Perhaps the remedy lies in creating a ‘new’ Buddhist tourism which is, quite simply, a revival of the oldest form of Buddhist tourism—the pilgrimage—where travelers can live out Buddhist virtues and see the results for themselves. An example has been set here by the Indian state of Sikkim. Travelers to this state can experience rural life, partaking of the local food and trying their hand at local crafts, sports, social service and volunteering in community projects. City slickers can revive their sense of wonder and connection with the natural environment through nature walks. Accommodation is simple and inexpensive, but neat and clean, with the hospitality and warmth of local families. Meditative camps and healthcare retreats provide alternative forms of healing which allow the body to display its natural powers of growth and regeneration. In every way, all these activities display Buddhism in an alive and natural way, and not as a fossilized form or dusty museum pieces.

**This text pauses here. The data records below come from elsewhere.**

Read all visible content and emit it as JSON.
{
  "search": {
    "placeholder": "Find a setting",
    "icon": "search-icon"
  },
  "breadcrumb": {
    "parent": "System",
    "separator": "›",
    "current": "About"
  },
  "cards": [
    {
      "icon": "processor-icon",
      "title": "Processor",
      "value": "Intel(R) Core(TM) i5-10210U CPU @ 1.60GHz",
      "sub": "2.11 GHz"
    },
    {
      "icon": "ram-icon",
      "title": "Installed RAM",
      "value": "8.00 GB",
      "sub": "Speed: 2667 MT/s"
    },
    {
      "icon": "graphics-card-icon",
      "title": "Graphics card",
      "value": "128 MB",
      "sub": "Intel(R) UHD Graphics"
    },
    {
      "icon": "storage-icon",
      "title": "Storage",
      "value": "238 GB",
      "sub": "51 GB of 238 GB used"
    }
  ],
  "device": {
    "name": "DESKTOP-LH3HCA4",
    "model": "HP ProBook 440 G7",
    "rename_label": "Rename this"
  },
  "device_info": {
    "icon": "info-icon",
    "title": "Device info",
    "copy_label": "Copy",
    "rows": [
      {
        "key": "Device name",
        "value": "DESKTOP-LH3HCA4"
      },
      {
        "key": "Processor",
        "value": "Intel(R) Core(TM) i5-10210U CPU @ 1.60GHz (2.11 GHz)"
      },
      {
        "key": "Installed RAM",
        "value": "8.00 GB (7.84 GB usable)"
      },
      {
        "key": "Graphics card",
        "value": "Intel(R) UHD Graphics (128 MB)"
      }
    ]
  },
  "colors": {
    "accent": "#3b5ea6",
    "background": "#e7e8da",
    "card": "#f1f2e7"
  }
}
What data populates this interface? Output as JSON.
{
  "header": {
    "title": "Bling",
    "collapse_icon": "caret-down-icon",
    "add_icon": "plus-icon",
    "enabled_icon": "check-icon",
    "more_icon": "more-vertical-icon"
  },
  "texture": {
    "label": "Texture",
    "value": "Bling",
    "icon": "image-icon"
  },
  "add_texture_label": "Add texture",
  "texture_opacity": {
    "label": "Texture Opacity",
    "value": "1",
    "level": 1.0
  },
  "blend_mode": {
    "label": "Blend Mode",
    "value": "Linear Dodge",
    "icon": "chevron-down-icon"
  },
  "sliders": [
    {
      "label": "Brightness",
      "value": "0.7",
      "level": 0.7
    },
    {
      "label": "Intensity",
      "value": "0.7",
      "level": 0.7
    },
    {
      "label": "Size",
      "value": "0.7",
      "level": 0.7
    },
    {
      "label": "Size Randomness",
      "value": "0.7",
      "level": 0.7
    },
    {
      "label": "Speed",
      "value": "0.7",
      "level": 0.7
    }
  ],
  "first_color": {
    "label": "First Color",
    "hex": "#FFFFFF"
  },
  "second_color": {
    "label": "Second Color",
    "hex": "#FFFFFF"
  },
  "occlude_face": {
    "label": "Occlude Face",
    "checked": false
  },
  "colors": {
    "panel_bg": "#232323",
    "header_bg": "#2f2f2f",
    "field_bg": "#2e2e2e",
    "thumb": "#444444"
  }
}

Finally, perhaps it is possible to think even more radically and involve our South Asian neighbors in this endeavor. Can we create a transnational ‘Grand Buddhist Tour’ starting from Anuradhapura in Sri Lanka, to take in the hallowed Buddhist sites of southern and northern India and Nepal, traverse the great monasteries of Tibet, terminating in Mongolia at the magnificent Erdene Zuu monastery built on the ruins of ancient Karakorum? Can we capitalize upon the reopening of Nalanda University to re-create a great upsurge of Asian students’ interest in India, as was the case two millennia ago?

Tourism on a large scale between India and China will result in benefits for people that go well beyond the economic dimension, though that in itself would be a substantial gain. It will be a massive move for peace and stability, in a world that stands perilously close to greater conflict and violence. And a befitting revival of the Silk Road—so that the trails blazed by Xuan Zang, Fa Xian, Kumarajiva and Bodhidharma may be followed by citizens of today, recreating the spirit of these two ancient civilizations in a manner sorely needed in the modern world.  


The author studied Experimental Psychology at Cambridge University, and has held senior positions in industry in India and abroad. A former president of the Oberoi Group of Hotels, he serves on several company boards and is Honorary Fellow of the Institute of Chinese Studies, Delhi, and a Fellow of the Royal Geographical Society, London.